A dedicated entrance to Addenbrookes for Lorries to be explored by county and hospital planners. No more external waste to the hospital.
15 mile an hour limit for the guided buses coming from Adenbrookes to the station to be enforced where cyclists cross on to cycle path.

Nick GAY
(Labour Party)

Wider, better segregated routes along both Long Rd and Hills Rd, better traffic signals at junction and roundabout.

Richard Graham JEFFS
(UK Independence Party)

The Addenbrookes roundabout needs some sort of safe crossing, maybe pedestrian bridges over a sunken roundabout? The council really has neglected Cambridge's infrastructure, especially with development happening so quickly. Solutions always seen to be short-sighted patches.

Daniel Jacob JOHN
(Conservative Party)

I would like to see the South Area Committee become a little more proactive in being involved with development nearby Addenbrooke’s. It appeared that the Committee found out very late about changes to the roundabout which seems to reduce cycling access rather than improve it.

In addition I would seek better long term planning of investment into cycle infrastructure so that cycle routes into the site are improved.

Similarly for walking access, I would like to see greater attention paid to the state of the nearby pavements around Addenbrooke’s.

Zoe Imogen O'CONNELL
(Liberal Democrat)

Improved safety on the Guided Busway for cyclists and pedestrians where they come into conflict with buses is vital. This can by provided via improved lighting, signage and lines of visibility.

# Question 8

Do you support allowing two-way cycling throughout the Newtown area, in conjunction with other measures to sort out the traffic problems in the area?

Ceri Barbara GALLOWAY
(Green Party)

Yes to two way cycling for cycling only on Panton Street from Lensfield Road but not for cars. Residents are keen that cars are not using this street as a rat run as it causes increase in pollution, reduces their quality of life in terms of safety and ease of using the street for play and create problems with resident personal parking and parking for services providers e.g. gasman/carpenters/builders etc. Exploration of a 20 mile an hour home zone set up with priority for cycling, pedestrians and greening of the space and good local consultation with a win win approach and all stake holders involved. This needs to be blended with a solution for residents parking and management of the school run.

Nick GAY
(Labour Party)

Yes

Richard Graham JEFFS
(UK Independence Party)

I think that cyclists should be able to go the wrong way down some one-way streets, giving way to approaching cars, but only with clear signage.

Daniel Jacob JOHN
(Conservative Party)

I would in principle support two-way cycling throughout Newtown but practically I would need to evaluate the different possible solutions for an area which has quite narrow streets before deciding it was definitely the best solution. I would expect that a contraflow cycle lane would be appropriate but would need to understand the detail of the widths of the road, cycle lane and parking provision before providing full backing.

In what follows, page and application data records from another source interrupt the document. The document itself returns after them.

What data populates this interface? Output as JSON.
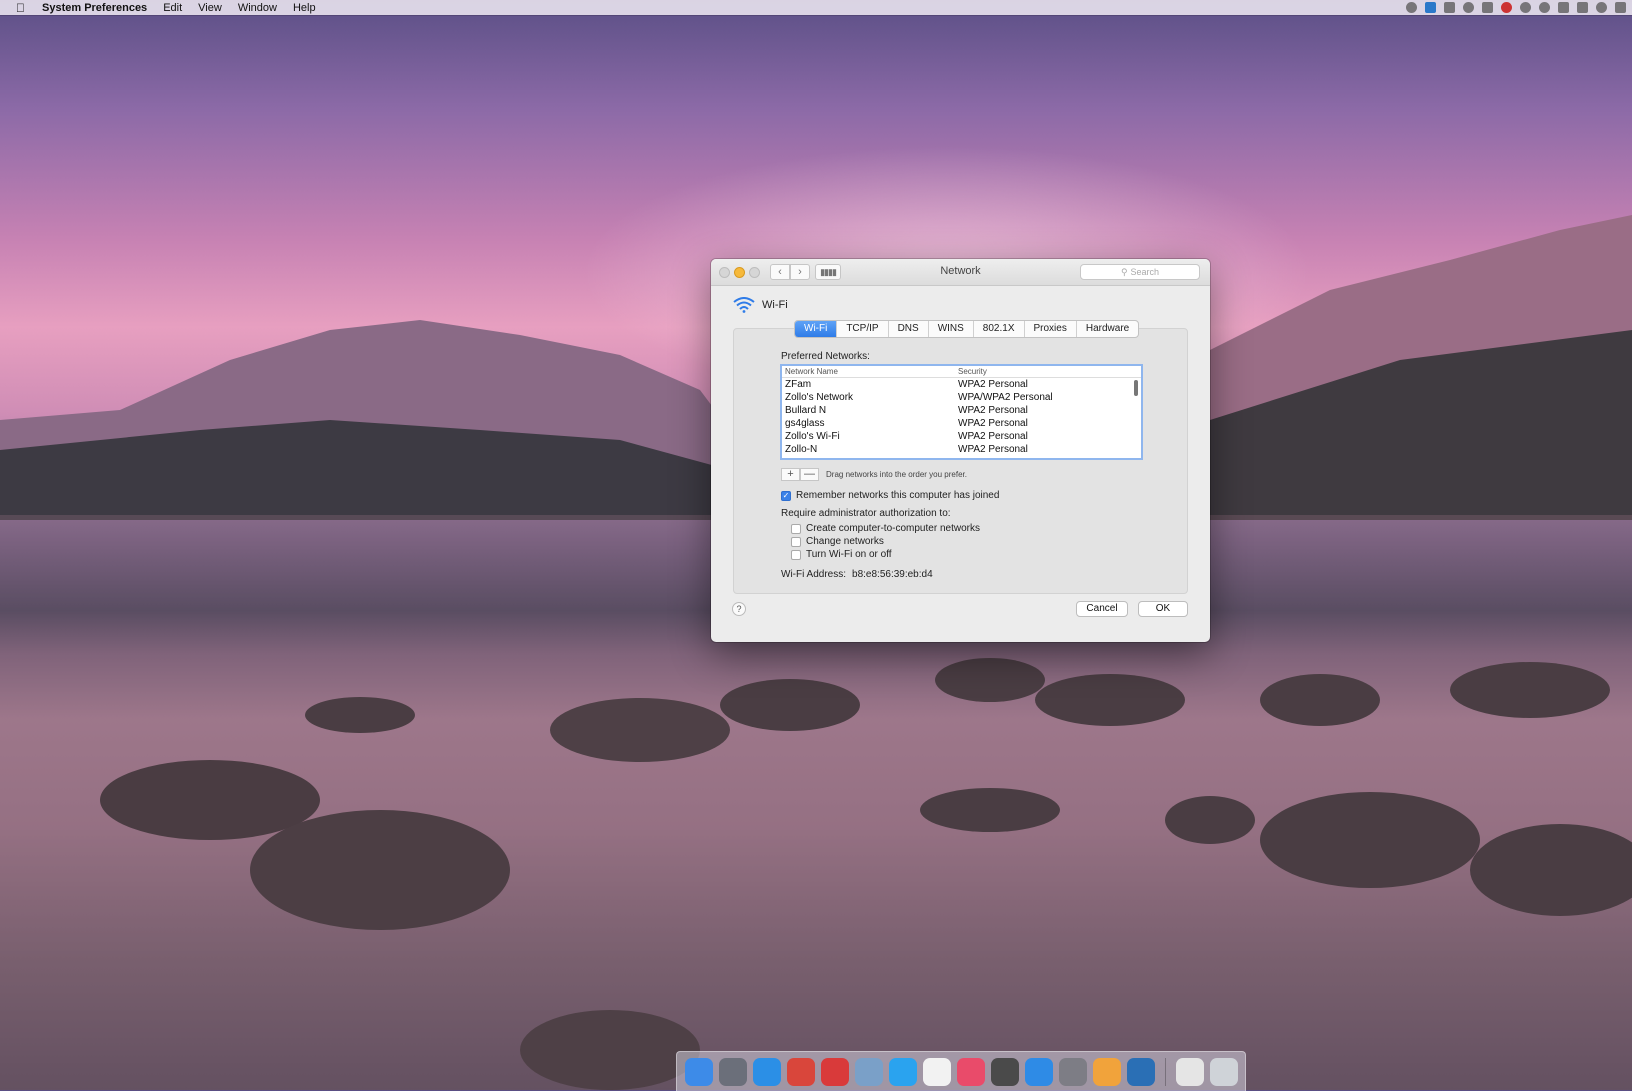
{
  "menubar": {
    "app": "System Preferences",
    "items": [
      "Edit",
      "View",
      "Window",
      "Help"
    ]
  },
  "window": {
    "title": "Network",
    "search_placeholder": "Search",
    "service": "Wi-Fi",
    "tabs": [
      {
        "label": "Wi-Fi",
        "active": true
      },
      {
        "label": "TCP/IP",
        "active": false
      },
      {
        "label": "DNS",
        "active": false
      },
      {
        "label": "WINS",
        "active": false
      },
      {
        "label": "802.1X",
        "active": false
      },
      {
        "label": "Proxies",
        "active": false
      },
      {
        "label": "Hardware",
        "active": false
      }
    ],
    "preferred_label": "Preferred Networks:",
    "columns": {
      "name": "Network Name",
      "security": "Security"
    },
    "networks": [
      {
        "name": "ZFam",
        "security": "WPA2 Personal"
      },
      {
        "name": "Zollo's Network",
        "security": "WPA/WPA2 Personal"
      },
      {
        "name": "Bullard N",
        "security": "WPA2 Personal"
      },
      {
        "name": "gs4glass",
        "security": "WPA2 Personal"
      },
      {
        "name": "Zollo's Wi-Fi",
        "security": "WPA2 Personal"
      },
      {
        "name": "Zollo-N",
        "security": "WPA2 Personal"
      }
    ],
    "plus": "+",
    "minus": "—",
    "drag_hint": "Drag networks into the order you prefer.",
    "remember": {
      "label": "Remember networks this computer has joined",
      "checked": true
    },
    "require_label": "Require administrator authorization to:",
    "require_options": [
      {
        "label": "Create computer-to-computer networks",
        "checked": false
      },
      {
        "label": "Change networks",
        "checked": false
      },
      {
        "label": "Turn Wi-Fi on or off",
        "checked": false
      }
    ],
    "wifi_address_label": "Wi-Fi Address:",
    "wifi_address": "b8:e8:56:39:eb:d4",
    "help": "?",
    "cancel": "Cancel",
    "ok": "OK"
  },
  "dock": [
    {
      "name": "finder-icon",
      "color": "#3d8be8"
    },
    {
      "name": "launchpad-icon",
      "color": "#6b6f7a"
    },
    {
      "name": "safari-icon",
      "color": "#2b8fe6"
    },
    {
      "name": "chrome-icon",
      "color": "#d9463b"
    },
    {
      "name": "opera-icon",
      "color": "#d93a3a"
    },
    {
      "name": "preview-icon",
      "color": "#7aa0c8"
    },
    {
      "name": "twitter-icon",
      "color": "#2aa3ef"
    },
    {
      "name": "calendar-icon",
      "color": "#f2f2f2"
    },
    {
      "name": "itunes-icon",
      "color": "#e94b6a"
    },
    {
      "name": "final-cut-icon",
      "color": "#4a4a4a"
    },
    {
      "name": "app-store-icon",
      "color": "#2e8be6"
    },
    {
      "name": "system-preferences-icon",
      "color": "#7d7d85"
    },
    {
      "name": "photos-icon",
      "color": "#f1a33b"
    },
    {
      "name": "quicktime-icon",
      "color": "#2a6fb5"
    },
    {
      "name": "downloads-stack-icon",
      "color": "#e5e5e5"
    },
    {
      "name": "trash-icon",
      "color": "#cfd3d8"
    }
  ]
}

Zoe Imogen O'CONNELL
(Liberal Democrat)

On many roads I would support this, but not throughout the area because not all the roads in Newtown are wide enough to support this safely, visibility at junctions is often be poor and there is little scope to change this - we would hardly be encouraging cycling if we made it more dangerous. A full study including consultation with cyclists and local residents is needed, along with ways of making the more useful routes more obvious and desirable to cyclists.

Camcycle is a non-partisan body. All candidates are given an equal opportunity to submit their views. Information published by Camcycle (Cambridge Cycling Campaign), The Bike Depot, 140 Cowley Road, Cambridge, CB4 0DL.